(Web page and app entries)

++++++++

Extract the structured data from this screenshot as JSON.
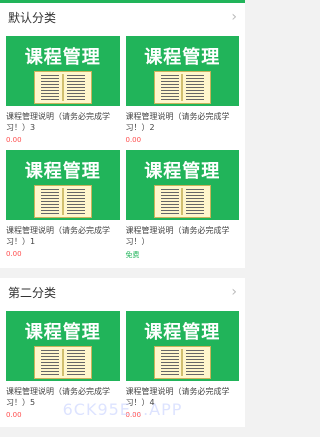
{
  "sections": [
    {
      "title": "默认分类",
      "items": [
        {
          "thumb_title": "课程管理",
          "title": "课程管理说明（请务必完成学习！）3",
          "price": "0.00"
        },
        {
          "thumb_title": "课程管理",
          "title": "课程管理说明（请务必完成学习！）2",
          "price": "0.00"
        },
        {
          "thumb_title": "课程管理",
          "title": "课程管理说明（请务必完成学习！）1",
          "price": "0.00"
        },
        {
          "thumb_title": "课程管理",
          "title": "课程管理说明（请务必完成学习！）",
          "price": "免费"
        }
      ]
    },
    {
      "title": "第二分类",
      "items": [
        {
          "thumb_title": "课程管理",
          "title": "课程管理说明（请务必完成学习！）5",
          "price": "0.00"
        },
        {
          "thumb_title": "课程管理",
          "title": "课程管理说明（请务必完成学习！）4",
          "price": "0.00"
        }
      ]
    }
  ],
  "watermark": "6CK95E...APP",
  "colors": {
    "brand": "#21b45a",
    "price_red": "#ff4d4d",
    "free_green": "#20b45a"
  }
}
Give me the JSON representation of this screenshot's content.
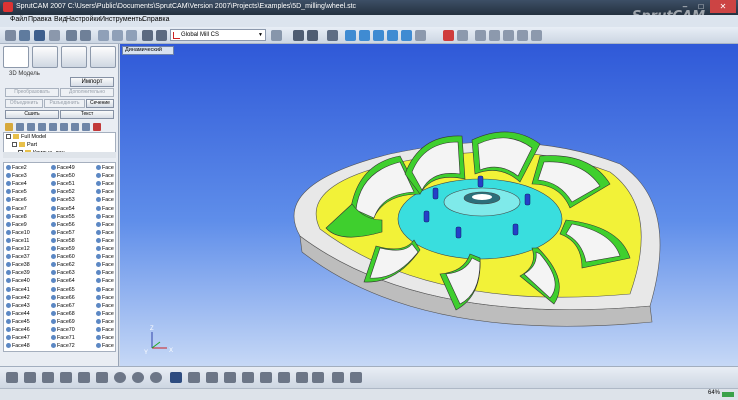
{
  "window": {
    "title": "SprutCAM 2007   C:\\Users\\Public\\Documents\\SprutCAM\\Version 2007\\Projects\\Examples\\5D_milling\\wheel.stc",
    "brand": "SprutCAM",
    "minimize": "–",
    "maximize": "□",
    "close": "✕"
  },
  "menu": [
    "Файл",
    "Правка",
    "Вид",
    "Настройки",
    "Инструменты",
    "Справка"
  ],
  "toolbar": {
    "coordinate_system": "Global Mill CS"
  },
  "left_panel": {
    "section_label": "3D Модель",
    "import_button": "Импорт",
    "buttons_row1": [
      "Преобразовать",
      "Дополнительно"
    ],
    "buttons_row2": [
      "Объединить",
      "Разъединить",
      "Сечение"
    ],
    "buttons_row3": [
      "Сшить",
      "Текст"
    ],
    "tree": [
      {
        "label": "Full Model"
      },
      {
        "label": "Part"
      },
      {
        "label": "Кривые, лин..."
      }
    ],
    "faces_col1": [
      "Face2",
      "Face3",
      "Face4",
      "Face5",
      "Face6",
      "Face7",
      "Face8",
      "Face9",
      "Face10",
      "Face11",
      "Face12",
      "Face37",
      "Face38",
      "Face39",
      "Face40",
      "Face41",
      "Face42",
      "Face43",
      "Face44",
      "Face45",
      "Face46",
      "Face47",
      "Face48"
    ],
    "faces_col2": [
      "Face49",
      "Face50",
      "Face51",
      "Face52",
      "Face53",
      "Face54",
      "Face55",
      "Face56",
      "Face57",
      "Face58",
      "Face59",
      "Face60",
      "Face62",
      "Face63",
      "Face64",
      "Face65",
      "Face66",
      "Face67",
      "Face68",
      "Face69",
      "Face70",
      "Face71",
      "Face72"
    ],
    "faces_col3": [
      "Face",
      "Face",
      "Face",
      "Face",
      "Face",
      "Face",
      "Face",
      "Face",
      "Face",
      "Face",
      "Face",
      "Face",
      "Face",
      "Face",
      "Face",
      "Face",
      "Face",
      "Face",
      "Face",
      "Face",
      "Face",
      "Face",
      "Face"
    ]
  },
  "viewport": {
    "view_mode": "Динамический",
    "axis_labels": {
      "x": "X",
      "y": "Y",
      "z": "Z"
    }
  },
  "status": {
    "zoom": "64%"
  },
  "colors": {
    "face_yellow": "#f2f238",
    "blade_green": "#3fcf2e",
    "hub_cyan": "#38e0e0",
    "blade_white": "#f2f2f2",
    "disk_gray": "#d8d8d8"
  }
}
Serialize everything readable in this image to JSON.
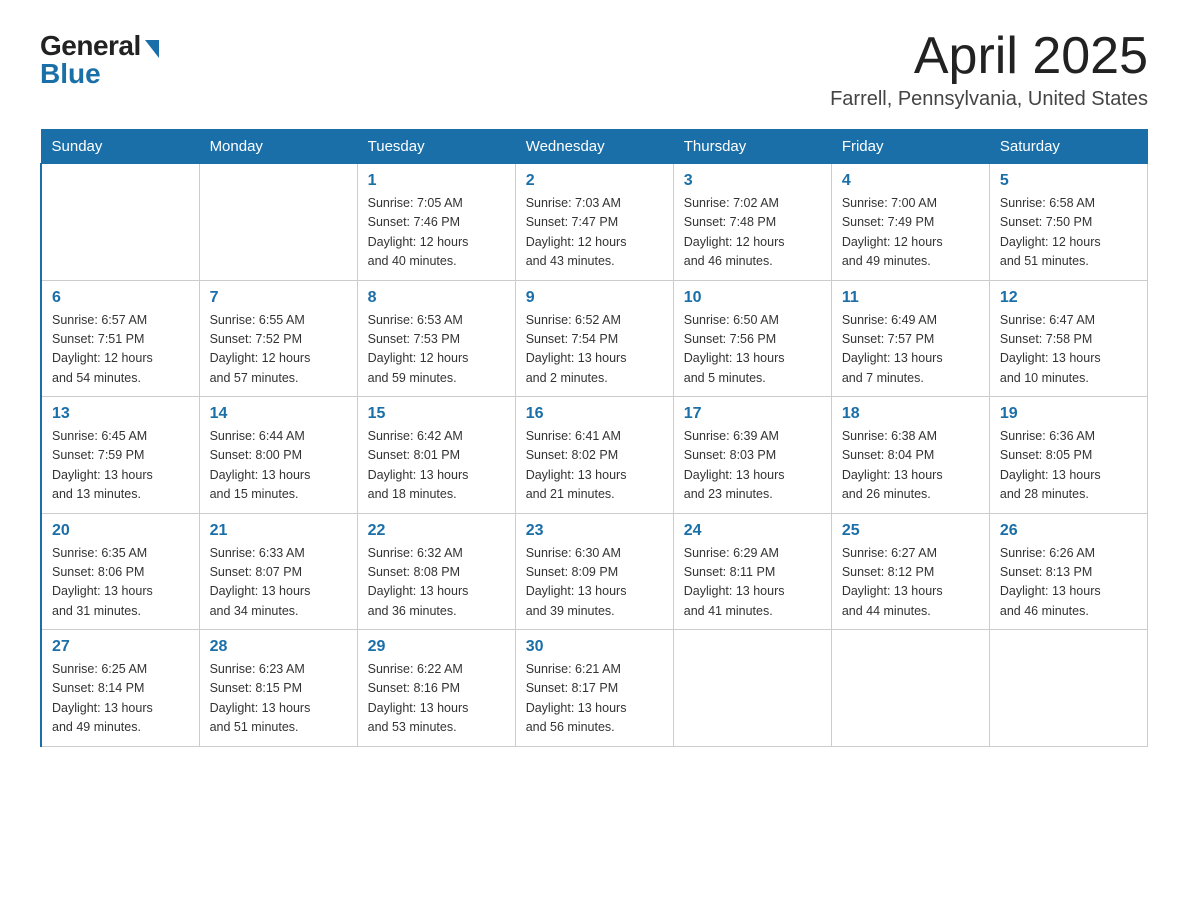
{
  "header": {
    "logo_general": "General",
    "logo_blue": "Blue",
    "month_title": "April 2025",
    "location": "Farrell, Pennsylvania, United States"
  },
  "days_of_week": [
    "Sunday",
    "Monday",
    "Tuesday",
    "Wednesday",
    "Thursday",
    "Friday",
    "Saturday"
  ],
  "weeks": [
    [
      {
        "day": "",
        "info": ""
      },
      {
        "day": "",
        "info": ""
      },
      {
        "day": "1",
        "info": "Sunrise: 7:05 AM\nSunset: 7:46 PM\nDaylight: 12 hours\nand 40 minutes."
      },
      {
        "day": "2",
        "info": "Sunrise: 7:03 AM\nSunset: 7:47 PM\nDaylight: 12 hours\nand 43 minutes."
      },
      {
        "day": "3",
        "info": "Sunrise: 7:02 AM\nSunset: 7:48 PM\nDaylight: 12 hours\nand 46 minutes."
      },
      {
        "day": "4",
        "info": "Sunrise: 7:00 AM\nSunset: 7:49 PM\nDaylight: 12 hours\nand 49 minutes."
      },
      {
        "day": "5",
        "info": "Sunrise: 6:58 AM\nSunset: 7:50 PM\nDaylight: 12 hours\nand 51 minutes."
      }
    ],
    [
      {
        "day": "6",
        "info": "Sunrise: 6:57 AM\nSunset: 7:51 PM\nDaylight: 12 hours\nand 54 minutes."
      },
      {
        "day": "7",
        "info": "Sunrise: 6:55 AM\nSunset: 7:52 PM\nDaylight: 12 hours\nand 57 minutes."
      },
      {
        "day": "8",
        "info": "Sunrise: 6:53 AM\nSunset: 7:53 PM\nDaylight: 12 hours\nand 59 minutes."
      },
      {
        "day": "9",
        "info": "Sunrise: 6:52 AM\nSunset: 7:54 PM\nDaylight: 13 hours\nand 2 minutes."
      },
      {
        "day": "10",
        "info": "Sunrise: 6:50 AM\nSunset: 7:56 PM\nDaylight: 13 hours\nand 5 minutes."
      },
      {
        "day": "11",
        "info": "Sunrise: 6:49 AM\nSunset: 7:57 PM\nDaylight: 13 hours\nand 7 minutes."
      },
      {
        "day": "12",
        "info": "Sunrise: 6:47 AM\nSunset: 7:58 PM\nDaylight: 13 hours\nand 10 minutes."
      }
    ],
    [
      {
        "day": "13",
        "info": "Sunrise: 6:45 AM\nSunset: 7:59 PM\nDaylight: 13 hours\nand 13 minutes."
      },
      {
        "day": "14",
        "info": "Sunrise: 6:44 AM\nSunset: 8:00 PM\nDaylight: 13 hours\nand 15 minutes."
      },
      {
        "day": "15",
        "info": "Sunrise: 6:42 AM\nSunset: 8:01 PM\nDaylight: 13 hours\nand 18 minutes."
      },
      {
        "day": "16",
        "info": "Sunrise: 6:41 AM\nSunset: 8:02 PM\nDaylight: 13 hours\nand 21 minutes."
      },
      {
        "day": "17",
        "info": "Sunrise: 6:39 AM\nSunset: 8:03 PM\nDaylight: 13 hours\nand 23 minutes."
      },
      {
        "day": "18",
        "info": "Sunrise: 6:38 AM\nSunset: 8:04 PM\nDaylight: 13 hours\nand 26 minutes."
      },
      {
        "day": "19",
        "info": "Sunrise: 6:36 AM\nSunset: 8:05 PM\nDaylight: 13 hours\nand 28 minutes."
      }
    ],
    [
      {
        "day": "20",
        "info": "Sunrise: 6:35 AM\nSunset: 8:06 PM\nDaylight: 13 hours\nand 31 minutes."
      },
      {
        "day": "21",
        "info": "Sunrise: 6:33 AM\nSunset: 8:07 PM\nDaylight: 13 hours\nand 34 minutes."
      },
      {
        "day": "22",
        "info": "Sunrise: 6:32 AM\nSunset: 8:08 PM\nDaylight: 13 hours\nand 36 minutes."
      },
      {
        "day": "23",
        "info": "Sunrise: 6:30 AM\nSunset: 8:09 PM\nDaylight: 13 hours\nand 39 minutes."
      },
      {
        "day": "24",
        "info": "Sunrise: 6:29 AM\nSunset: 8:11 PM\nDaylight: 13 hours\nand 41 minutes."
      },
      {
        "day": "25",
        "info": "Sunrise: 6:27 AM\nSunset: 8:12 PM\nDaylight: 13 hours\nand 44 minutes."
      },
      {
        "day": "26",
        "info": "Sunrise: 6:26 AM\nSunset: 8:13 PM\nDaylight: 13 hours\nand 46 minutes."
      }
    ],
    [
      {
        "day": "27",
        "info": "Sunrise: 6:25 AM\nSunset: 8:14 PM\nDaylight: 13 hours\nand 49 minutes."
      },
      {
        "day": "28",
        "info": "Sunrise: 6:23 AM\nSunset: 8:15 PM\nDaylight: 13 hours\nand 51 minutes."
      },
      {
        "day": "29",
        "info": "Sunrise: 6:22 AM\nSunset: 8:16 PM\nDaylight: 13 hours\nand 53 minutes."
      },
      {
        "day": "30",
        "info": "Sunrise: 6:21 AM\nSunset: 8:17 PM\nDaylight: 13 hours\nand 56 minutes."
      },
      {
        "day": "",
        "info": ""
      },
      {
        "day": "",
        "info": ""
      },
      {
        "day": "",
        "info": ""
      }
    ]
  ]
}
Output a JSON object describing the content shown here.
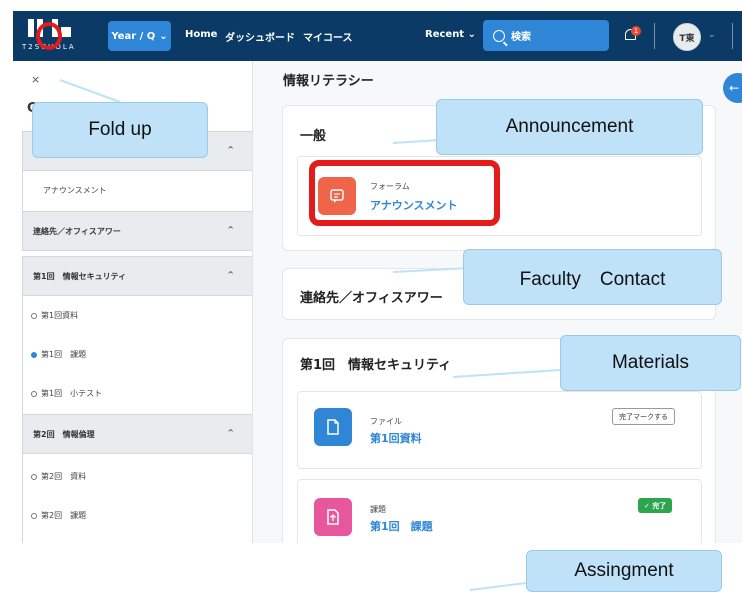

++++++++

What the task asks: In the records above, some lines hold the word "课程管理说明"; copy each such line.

Written reply:
          "title": "课程管理说明（请务必完成学习！）3",
          "title": "课程管理说明（请务必完成学习！）2",
          "title": "课程管理说明（请务必完成学习！）1",
          "title": "课程管理说明（请务必完成学习！）",
          "title": "课程管理说明（请务必完成学习！）5",
          "title": "课程管理说明（请务必完成学习！）4",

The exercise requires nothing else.